Required work: What is needed is each line of the data below that holds the string "prompt".

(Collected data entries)
● ● ● ●
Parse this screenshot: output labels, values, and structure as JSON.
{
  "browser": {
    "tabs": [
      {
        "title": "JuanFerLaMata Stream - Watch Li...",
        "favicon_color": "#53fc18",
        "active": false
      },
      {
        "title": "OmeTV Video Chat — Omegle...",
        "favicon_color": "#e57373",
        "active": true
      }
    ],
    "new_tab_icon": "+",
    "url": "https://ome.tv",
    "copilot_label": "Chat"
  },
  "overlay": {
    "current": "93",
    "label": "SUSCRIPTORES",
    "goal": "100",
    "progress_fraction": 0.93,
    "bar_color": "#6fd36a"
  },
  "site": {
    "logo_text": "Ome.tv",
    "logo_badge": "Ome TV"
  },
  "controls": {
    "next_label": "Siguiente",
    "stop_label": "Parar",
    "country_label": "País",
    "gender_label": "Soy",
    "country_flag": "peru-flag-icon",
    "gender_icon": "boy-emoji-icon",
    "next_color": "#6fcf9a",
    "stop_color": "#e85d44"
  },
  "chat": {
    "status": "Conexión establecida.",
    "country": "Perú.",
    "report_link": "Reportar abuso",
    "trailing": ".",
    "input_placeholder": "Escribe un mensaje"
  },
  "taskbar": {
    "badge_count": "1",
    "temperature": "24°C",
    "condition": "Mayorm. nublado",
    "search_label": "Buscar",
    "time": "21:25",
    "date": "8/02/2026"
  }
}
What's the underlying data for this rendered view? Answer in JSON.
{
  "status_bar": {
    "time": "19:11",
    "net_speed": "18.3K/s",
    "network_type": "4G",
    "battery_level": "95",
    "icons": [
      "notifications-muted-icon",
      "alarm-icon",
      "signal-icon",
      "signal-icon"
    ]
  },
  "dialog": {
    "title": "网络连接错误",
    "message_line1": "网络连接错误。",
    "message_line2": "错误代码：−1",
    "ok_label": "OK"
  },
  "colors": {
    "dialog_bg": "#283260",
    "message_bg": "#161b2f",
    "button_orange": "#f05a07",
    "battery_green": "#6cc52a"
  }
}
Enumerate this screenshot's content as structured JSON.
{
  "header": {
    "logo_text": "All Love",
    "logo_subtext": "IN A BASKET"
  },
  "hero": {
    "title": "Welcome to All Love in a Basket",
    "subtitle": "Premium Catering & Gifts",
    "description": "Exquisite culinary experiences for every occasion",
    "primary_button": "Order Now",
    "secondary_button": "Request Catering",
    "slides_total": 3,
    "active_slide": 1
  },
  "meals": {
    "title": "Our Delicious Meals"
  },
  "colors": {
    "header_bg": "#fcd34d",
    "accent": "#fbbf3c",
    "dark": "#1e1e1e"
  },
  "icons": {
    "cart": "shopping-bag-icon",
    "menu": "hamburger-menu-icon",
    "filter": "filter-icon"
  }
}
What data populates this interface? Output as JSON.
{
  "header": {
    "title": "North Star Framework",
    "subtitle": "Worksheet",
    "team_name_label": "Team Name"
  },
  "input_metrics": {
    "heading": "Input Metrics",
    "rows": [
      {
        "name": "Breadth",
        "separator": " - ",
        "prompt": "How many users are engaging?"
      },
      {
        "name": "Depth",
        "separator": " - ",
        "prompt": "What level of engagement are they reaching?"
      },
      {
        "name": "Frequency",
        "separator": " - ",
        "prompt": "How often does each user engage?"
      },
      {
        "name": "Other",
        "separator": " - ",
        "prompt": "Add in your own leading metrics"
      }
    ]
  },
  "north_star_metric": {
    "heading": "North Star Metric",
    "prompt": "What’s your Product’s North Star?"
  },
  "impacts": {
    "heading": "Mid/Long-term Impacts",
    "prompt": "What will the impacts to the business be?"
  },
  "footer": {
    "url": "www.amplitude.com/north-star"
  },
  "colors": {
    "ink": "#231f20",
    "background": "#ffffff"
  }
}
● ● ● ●
Your response:
        "prompt": "How many users are engaging?"
        "prompt": "What level of engagement are they reaching?"
        "prompt": "How often does each user engage?"
        "prompt": "Add in your own leading metrics"
    "prompt": "What’s your Product’s North Star?"
    "prompt": "What will the impacts to the business be?"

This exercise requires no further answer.